You can't view a RAW image, because a RAW file is not an image, it is a set of monochrome luminance values. When the data is converted to RGB using demosaicing certain settings such as contrast, saturation, etc. are applied. There has to be a value for those settings. You are much better off learning to use the histogram (also drawn from the JPEG preview) to judge exposure rather than looking at the brightness of the LCD screen. A perfectly exposed image can look grossly overexposed if the LCD screen is at the brightest setting when you are in a darker environment, and I suspect this has more to do with your exposure problem than which picture style is selected.
The closest you can probably get to what you want is to select the neutral picture style. But be aware the images will look flat until you add some contrast, saturation, and work your light curves in post processing.
Here's an image of a scene with a very wide dynamic range when rendered with some highly customized light curves and +1.17 stops brightness adjustment to raise the shadows and then reign the highlights back in a little.

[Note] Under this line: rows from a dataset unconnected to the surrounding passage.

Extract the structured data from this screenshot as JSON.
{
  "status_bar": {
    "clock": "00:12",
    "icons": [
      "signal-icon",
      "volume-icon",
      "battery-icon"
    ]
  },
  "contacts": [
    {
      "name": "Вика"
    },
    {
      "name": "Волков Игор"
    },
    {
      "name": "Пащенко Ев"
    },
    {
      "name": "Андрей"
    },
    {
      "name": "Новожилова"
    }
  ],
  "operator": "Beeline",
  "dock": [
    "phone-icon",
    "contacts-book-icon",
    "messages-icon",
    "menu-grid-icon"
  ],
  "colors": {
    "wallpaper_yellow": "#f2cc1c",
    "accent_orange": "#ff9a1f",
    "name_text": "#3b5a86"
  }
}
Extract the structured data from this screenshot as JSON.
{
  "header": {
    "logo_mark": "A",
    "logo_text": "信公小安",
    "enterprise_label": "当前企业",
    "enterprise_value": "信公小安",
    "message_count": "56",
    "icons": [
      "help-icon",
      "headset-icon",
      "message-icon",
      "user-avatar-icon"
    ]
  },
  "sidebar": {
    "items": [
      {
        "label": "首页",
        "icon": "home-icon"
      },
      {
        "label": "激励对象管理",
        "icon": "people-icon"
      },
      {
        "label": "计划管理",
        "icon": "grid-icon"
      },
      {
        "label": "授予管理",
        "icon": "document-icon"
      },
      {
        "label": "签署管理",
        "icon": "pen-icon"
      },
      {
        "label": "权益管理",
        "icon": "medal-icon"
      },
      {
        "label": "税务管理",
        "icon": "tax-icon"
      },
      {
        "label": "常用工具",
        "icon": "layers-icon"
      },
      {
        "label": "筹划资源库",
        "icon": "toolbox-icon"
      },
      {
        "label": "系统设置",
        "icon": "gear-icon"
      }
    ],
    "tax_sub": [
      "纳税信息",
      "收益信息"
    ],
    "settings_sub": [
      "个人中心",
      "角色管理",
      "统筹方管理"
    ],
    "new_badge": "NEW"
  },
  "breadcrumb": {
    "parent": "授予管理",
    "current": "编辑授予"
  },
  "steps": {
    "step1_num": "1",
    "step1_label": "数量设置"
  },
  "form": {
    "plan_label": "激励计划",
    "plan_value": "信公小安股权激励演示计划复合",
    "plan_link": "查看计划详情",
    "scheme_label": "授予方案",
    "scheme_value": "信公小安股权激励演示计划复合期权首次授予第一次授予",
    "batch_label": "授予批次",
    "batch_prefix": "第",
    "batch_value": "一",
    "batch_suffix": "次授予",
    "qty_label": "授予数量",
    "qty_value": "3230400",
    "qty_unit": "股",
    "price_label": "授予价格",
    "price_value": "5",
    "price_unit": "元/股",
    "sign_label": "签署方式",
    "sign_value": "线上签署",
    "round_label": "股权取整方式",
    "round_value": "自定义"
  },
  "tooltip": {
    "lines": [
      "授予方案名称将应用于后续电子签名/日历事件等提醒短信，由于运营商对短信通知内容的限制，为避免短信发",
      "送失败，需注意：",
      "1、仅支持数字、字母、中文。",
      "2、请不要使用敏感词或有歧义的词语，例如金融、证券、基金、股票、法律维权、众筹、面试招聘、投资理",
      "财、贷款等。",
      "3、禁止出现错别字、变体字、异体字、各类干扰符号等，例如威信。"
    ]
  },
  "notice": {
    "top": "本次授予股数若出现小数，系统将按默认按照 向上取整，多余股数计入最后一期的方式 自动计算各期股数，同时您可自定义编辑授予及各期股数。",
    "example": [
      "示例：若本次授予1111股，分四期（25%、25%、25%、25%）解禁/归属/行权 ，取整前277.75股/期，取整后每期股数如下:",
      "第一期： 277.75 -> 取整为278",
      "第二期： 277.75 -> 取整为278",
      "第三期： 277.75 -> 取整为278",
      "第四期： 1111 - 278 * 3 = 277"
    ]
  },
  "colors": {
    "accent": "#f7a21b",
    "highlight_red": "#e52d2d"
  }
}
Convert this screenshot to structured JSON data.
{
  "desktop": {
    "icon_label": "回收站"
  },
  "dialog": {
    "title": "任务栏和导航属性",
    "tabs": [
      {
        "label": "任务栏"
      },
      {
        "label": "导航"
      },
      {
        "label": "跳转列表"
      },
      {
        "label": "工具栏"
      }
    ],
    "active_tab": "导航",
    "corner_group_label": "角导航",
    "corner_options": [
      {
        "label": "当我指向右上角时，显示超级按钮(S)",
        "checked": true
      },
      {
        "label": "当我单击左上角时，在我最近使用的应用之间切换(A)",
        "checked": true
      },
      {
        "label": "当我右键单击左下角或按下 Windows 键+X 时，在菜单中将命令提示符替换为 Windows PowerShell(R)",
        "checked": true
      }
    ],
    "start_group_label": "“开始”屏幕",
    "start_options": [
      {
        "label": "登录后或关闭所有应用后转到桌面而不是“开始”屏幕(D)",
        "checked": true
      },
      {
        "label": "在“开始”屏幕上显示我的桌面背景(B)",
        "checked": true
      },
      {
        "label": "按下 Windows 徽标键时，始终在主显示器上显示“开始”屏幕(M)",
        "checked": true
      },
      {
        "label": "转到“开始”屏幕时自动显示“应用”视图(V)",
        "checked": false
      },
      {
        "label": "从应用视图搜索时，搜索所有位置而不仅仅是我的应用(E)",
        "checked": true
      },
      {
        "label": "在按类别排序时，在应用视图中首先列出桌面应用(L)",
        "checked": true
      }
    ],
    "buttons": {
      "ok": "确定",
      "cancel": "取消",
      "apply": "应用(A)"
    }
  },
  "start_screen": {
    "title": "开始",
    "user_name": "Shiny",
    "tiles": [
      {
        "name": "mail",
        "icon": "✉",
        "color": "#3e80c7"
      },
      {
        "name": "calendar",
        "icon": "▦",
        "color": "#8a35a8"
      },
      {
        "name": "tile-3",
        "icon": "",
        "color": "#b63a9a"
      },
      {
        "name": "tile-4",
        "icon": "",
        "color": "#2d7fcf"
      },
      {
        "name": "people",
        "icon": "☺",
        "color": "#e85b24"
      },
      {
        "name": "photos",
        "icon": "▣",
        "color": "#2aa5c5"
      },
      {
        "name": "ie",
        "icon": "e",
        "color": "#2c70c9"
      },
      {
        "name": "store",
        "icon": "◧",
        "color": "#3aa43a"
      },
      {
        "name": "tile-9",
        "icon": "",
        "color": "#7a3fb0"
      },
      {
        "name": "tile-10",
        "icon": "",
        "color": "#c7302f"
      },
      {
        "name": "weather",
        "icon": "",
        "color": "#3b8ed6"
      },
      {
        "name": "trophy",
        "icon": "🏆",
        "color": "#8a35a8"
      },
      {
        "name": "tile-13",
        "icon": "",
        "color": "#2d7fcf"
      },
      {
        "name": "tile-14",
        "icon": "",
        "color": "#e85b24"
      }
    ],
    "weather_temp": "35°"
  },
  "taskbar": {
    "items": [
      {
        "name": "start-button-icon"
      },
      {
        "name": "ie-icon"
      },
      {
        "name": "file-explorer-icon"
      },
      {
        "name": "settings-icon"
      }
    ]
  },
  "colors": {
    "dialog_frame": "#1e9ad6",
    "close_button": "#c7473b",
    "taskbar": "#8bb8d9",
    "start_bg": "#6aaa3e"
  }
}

Here is the same RAW file rendered with a fairly standard set of curves: the neutral picture style and no brightness adjustment.
Here is the same RAW file rendered linearly (no curve). The reason the gamma correction line is curved (in the shape of a near perfect curve for y=(√2)^x when x is between -10 and +4) in the histogram is because the exposure stop scale is exponential - there is really twice as much distance between each set of two stops as you move to the right as there was between the previous two stops. If the exposure scale were rendered that way, then the response "curve" you see would be a straight diagonal line.
I think it is obvious why the camera makers do not allow images to be rendered linearly on the rear LCD screen. But notice that the shape of the histogram is identical in the neutral and linear conversions. It is the response curve that has changed. Also notice that the very small totally saturated area is not very accurately indicated at the right edge in both the neutral and linear gamma correction histograms.
Closeup of the linear histogram.
Here is the final edited image after some additional, fairly aggressive tone mapping has been applied using Canon's DPP HDR module to the single RAW file as originally edited with the customized light curves.
Addendum (In response to comments below by user1207217)
Based on the following images, it is fairly certain the histograms rendered in DPP from raw files are based on a non-gamma corrected, linearly rendered TIFF preview embeded in each .cr2 file created by a Canon EOS camera.
The small (160x120) JPEG thumbnail preview:
There is also a full size JPEG preview image embeded in each .cr2 file that appears to have the exact same processing applied as the thumbnail, other than the obvious resizing.
And the slightly larger (592x395) TIFF preview (rendered as an unedited jpeg):
You can view the actual TIFF here.